### PROBLEM REQUIREMENTS:
Scan the data that follows and count the lines with the string "icon"; answer with the count alone.

______________________________

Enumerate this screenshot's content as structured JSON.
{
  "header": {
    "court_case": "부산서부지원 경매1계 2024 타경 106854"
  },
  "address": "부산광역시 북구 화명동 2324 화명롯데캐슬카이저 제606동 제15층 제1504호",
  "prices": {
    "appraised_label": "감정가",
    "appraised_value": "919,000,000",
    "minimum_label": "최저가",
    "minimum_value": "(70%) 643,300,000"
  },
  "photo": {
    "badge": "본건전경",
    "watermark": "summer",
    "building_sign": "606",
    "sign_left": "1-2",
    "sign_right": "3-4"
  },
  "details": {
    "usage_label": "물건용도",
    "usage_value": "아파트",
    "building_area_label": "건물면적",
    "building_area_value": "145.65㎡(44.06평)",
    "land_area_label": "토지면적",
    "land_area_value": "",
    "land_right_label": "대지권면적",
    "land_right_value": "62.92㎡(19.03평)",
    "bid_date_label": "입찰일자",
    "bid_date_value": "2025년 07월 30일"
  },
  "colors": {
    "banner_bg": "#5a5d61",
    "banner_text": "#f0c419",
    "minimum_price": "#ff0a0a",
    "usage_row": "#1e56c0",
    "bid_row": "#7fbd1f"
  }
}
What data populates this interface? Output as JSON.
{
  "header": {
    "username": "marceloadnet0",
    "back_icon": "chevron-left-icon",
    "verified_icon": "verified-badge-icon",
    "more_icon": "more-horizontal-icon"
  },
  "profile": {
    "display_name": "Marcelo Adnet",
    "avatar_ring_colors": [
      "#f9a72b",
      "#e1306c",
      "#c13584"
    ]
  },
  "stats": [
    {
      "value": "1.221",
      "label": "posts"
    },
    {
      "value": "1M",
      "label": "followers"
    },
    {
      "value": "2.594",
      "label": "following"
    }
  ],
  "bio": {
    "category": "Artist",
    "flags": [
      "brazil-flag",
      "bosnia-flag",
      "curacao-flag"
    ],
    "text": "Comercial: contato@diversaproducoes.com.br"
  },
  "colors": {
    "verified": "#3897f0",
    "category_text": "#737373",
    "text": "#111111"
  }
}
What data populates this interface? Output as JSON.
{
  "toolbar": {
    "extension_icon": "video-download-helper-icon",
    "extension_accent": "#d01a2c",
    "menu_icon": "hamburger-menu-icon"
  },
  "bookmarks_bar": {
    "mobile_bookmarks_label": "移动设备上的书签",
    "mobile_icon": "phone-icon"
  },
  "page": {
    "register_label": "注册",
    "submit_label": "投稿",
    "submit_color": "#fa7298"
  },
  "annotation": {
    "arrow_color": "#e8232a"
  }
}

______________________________

### ANSWER BOX:
6